To the Editor:
With an important election less than five weeks away, voters have important decisions to make. One such decision is whether to replace Democrat Linda "Toddy" Puller, the incumbent state senator from the 36th District with Democrat Scott Surovell or Republican Gerald Foreman. Mr. Surovell is currently the 44th District state delegate while Mr. Foreman is currently the mayor of Dumfries, Va.
While Senator Puller has endorsed Mr. Surovell as her successor, incumbency is not a "title" that can be bestowed upon a successor like royalty. Elections are determined by records. In my view, regardless of Mr. Surovell's rhetoric, his record is easily determined by the votes he takes in the Virginia House of Delegates. Those votes tell me that he is even out of the mainstream of Democratic Party thought, a problem that may be difficult to overcome since only 42 percent of registered voters in the 36th Senatorial District live in Fairfax County. The remaining registered voters, 58 percent, reside in Prince William and Stafford counties where Mr. Foreman is better well known. While it has been reported that Mr. Surovell has raised more money than Mr. Foreman, money can't change a voting record.
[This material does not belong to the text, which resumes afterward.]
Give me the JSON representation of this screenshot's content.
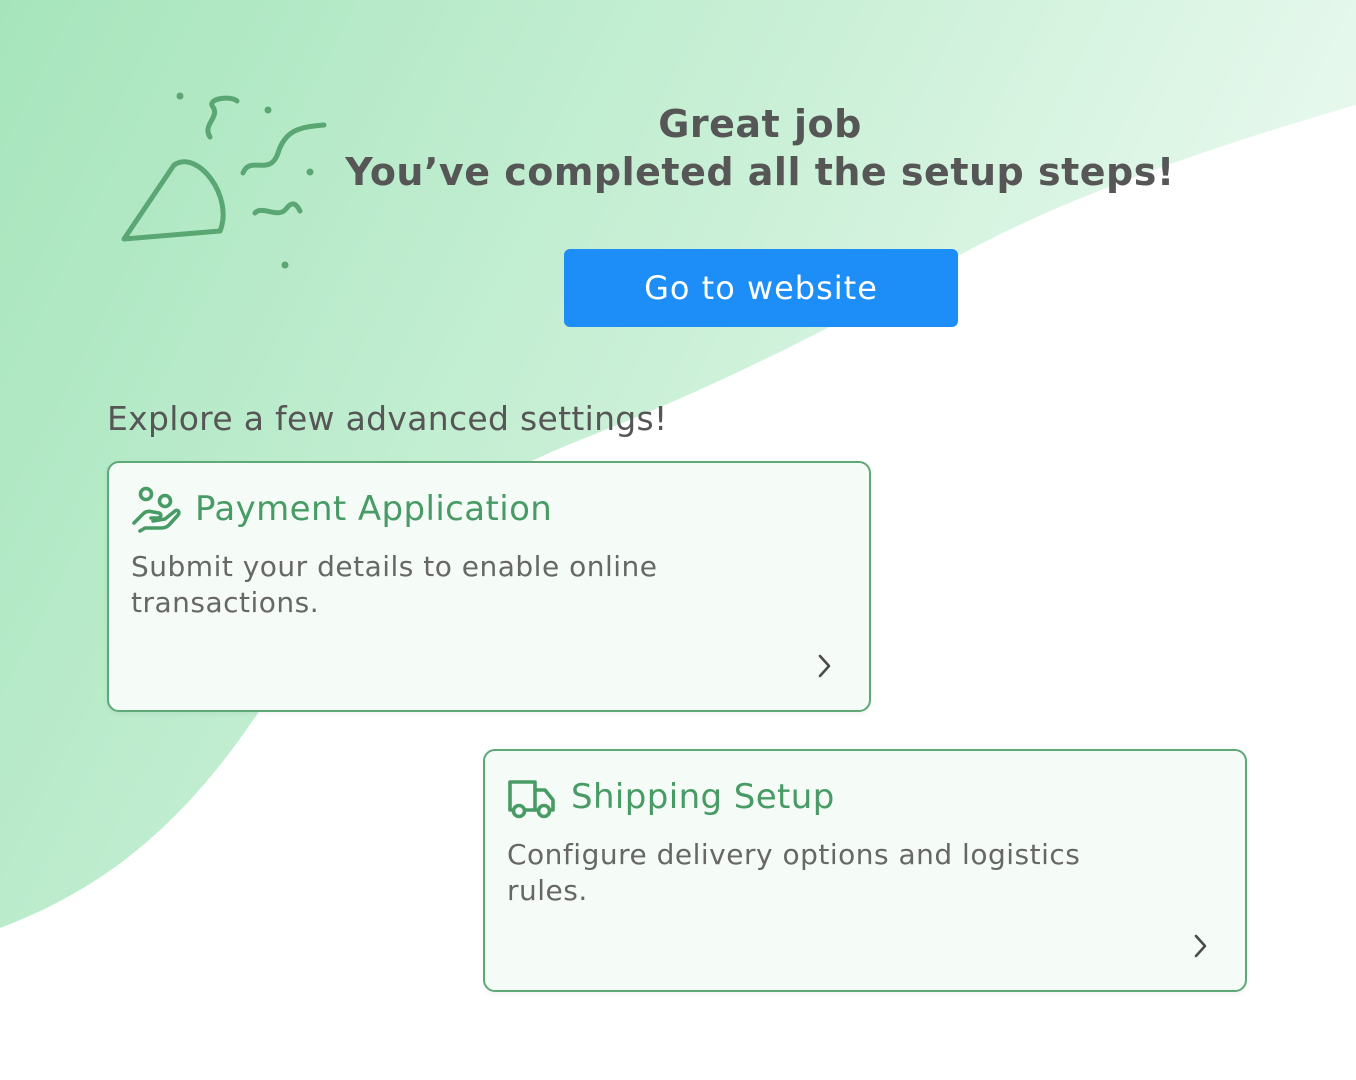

Looking at Mr. Surovell's voting record, easily accessible on the Internet, I noted the following since 2010. He voted against the biennium budget in 2012 and 2014. In each case, there was bipartisan support for the budget. In 2014: (1) He voted against authorizing legislators to hire counsel to represent Virginia in Court if the Attorney General refuses to do so. Mr. Surovell is a lawyer who thinks Virginia should defend [itself] its Constitution and laws in Court without legal representation where the Attorney General refuses to do so for political reasons which may, incidentally, violate his oath of office. (2) He voted against allowing home-schooled students to participate in public school interscholastic programs. I note that the parents of those children still have to pay the same taxes supporting public schools as any other parents. (3) He voted against authorizing the use of alternative methods of execution where the preferred method is unavailable.
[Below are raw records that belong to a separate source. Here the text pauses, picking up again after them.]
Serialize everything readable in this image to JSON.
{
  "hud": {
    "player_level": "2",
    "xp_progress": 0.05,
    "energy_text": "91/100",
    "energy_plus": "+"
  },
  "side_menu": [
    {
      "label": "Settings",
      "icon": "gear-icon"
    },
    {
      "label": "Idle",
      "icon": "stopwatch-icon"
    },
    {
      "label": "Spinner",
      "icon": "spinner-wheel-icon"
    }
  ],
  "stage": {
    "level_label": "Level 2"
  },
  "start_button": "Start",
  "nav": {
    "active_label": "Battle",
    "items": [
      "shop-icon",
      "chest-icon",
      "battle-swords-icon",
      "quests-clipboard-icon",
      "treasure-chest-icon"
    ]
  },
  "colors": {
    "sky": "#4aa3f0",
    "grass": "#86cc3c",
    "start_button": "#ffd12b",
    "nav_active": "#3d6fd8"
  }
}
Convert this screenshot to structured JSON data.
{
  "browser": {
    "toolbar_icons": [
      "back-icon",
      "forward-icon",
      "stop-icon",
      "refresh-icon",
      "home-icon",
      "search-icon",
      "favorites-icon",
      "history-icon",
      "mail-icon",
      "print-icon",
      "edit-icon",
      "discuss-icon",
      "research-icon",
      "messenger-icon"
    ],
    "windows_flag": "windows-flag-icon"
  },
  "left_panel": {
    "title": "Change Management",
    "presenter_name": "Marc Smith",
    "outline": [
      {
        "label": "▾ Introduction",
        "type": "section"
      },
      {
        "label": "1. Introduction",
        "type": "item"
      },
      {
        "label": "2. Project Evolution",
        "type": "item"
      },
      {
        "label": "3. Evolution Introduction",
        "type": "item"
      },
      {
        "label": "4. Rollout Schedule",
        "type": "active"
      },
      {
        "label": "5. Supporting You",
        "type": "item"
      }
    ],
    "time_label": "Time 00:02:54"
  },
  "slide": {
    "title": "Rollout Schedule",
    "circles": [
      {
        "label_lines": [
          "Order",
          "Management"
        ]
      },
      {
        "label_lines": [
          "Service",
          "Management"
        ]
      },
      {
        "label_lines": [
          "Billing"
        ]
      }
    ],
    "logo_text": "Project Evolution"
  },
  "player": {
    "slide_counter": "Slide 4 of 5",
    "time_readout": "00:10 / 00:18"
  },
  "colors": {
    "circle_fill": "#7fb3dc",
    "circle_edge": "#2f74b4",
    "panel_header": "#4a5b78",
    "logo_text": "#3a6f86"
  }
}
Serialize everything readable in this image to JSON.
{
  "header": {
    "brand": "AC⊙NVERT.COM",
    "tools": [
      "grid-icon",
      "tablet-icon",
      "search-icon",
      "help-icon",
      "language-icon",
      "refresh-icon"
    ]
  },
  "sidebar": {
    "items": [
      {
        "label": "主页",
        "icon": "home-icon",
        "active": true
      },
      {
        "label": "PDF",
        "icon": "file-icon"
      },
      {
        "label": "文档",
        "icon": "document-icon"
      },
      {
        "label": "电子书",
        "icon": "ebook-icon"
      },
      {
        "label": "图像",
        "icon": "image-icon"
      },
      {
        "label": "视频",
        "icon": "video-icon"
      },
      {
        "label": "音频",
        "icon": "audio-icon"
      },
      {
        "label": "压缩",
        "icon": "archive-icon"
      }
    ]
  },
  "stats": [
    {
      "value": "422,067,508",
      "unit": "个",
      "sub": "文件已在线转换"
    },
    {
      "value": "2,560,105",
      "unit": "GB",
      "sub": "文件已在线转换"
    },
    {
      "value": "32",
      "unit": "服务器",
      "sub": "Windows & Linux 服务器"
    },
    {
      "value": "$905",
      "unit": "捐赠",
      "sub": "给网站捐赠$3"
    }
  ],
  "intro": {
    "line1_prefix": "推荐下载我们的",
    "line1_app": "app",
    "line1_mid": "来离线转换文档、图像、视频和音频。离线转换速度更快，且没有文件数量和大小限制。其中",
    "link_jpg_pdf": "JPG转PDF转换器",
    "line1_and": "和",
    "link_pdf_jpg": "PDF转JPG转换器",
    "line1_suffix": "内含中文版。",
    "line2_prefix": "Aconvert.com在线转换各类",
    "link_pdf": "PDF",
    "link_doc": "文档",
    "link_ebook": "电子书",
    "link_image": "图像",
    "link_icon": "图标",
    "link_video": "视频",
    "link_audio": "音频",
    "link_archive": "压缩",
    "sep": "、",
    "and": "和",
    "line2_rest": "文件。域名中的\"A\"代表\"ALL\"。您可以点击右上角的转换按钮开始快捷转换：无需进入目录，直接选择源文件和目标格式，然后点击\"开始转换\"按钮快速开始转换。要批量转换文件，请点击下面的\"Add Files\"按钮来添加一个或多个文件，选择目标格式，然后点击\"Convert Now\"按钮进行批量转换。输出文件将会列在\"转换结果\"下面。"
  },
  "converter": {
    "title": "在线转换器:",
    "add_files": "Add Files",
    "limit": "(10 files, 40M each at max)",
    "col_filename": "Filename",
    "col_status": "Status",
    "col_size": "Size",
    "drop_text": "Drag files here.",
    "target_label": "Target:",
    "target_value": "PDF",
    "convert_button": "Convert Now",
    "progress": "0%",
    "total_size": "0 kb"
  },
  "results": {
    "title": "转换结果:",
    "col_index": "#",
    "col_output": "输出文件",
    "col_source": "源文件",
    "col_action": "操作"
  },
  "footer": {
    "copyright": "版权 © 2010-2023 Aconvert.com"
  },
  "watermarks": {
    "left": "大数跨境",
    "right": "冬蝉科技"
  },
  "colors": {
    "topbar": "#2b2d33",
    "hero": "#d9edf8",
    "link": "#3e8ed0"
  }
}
In 2013: (1) He voted against requiring photo identification for voting (also in 2012). (2) He voted against a prohibition of disclosure of holders of permits to carry concealed firearms. Only 22 delegates joined him in opposition. I note that the Bill permitted law enforcement officers to obtain this information. In 2012: (1) He voted against a law requiring law enforcement officers to ask about immigration status during an arrest. Only 24 of his colleagues joined him in opposition. (2) He voted against providing civil immunity for the use of force against intruders into one's home. Only 21 of his colleagues joined him in opposition. (3) He opposed authorizing use of physical force against intruders. Only 27 of his colleagues joined him in opposition. In 2011: He opposed a Bill excluding undocumented immigrants from attending public universities. Only 23 of his colleagues joined him.
In 2010: (1) He opposed a Bill banning human microchip implantation. Only eight of his colleagues joined him. (2) He opposed a Bill allocating off-shore drilling royalties. Only 25 of his colleagues joined him. (3) He opposed a Bill that would have expanded death penalty eligibility to accomplices. Only 23 of his colleagues joined him in opposition.
This is Mr. Surovell's record. Regardless of his campaign rhetoric, these are the types of decisions voters should think about when deciding who to support on Nov. 3. Some of these votes, particularly concerning opposing confidentiality of permits to carry concealed firearms and opposition to the ability of home-schooled children to participate in interscholastic activities strike me as quite mean-spirited. Of course, others are entitled to disagree.
H. Jay Spiegel
Mount Vernon District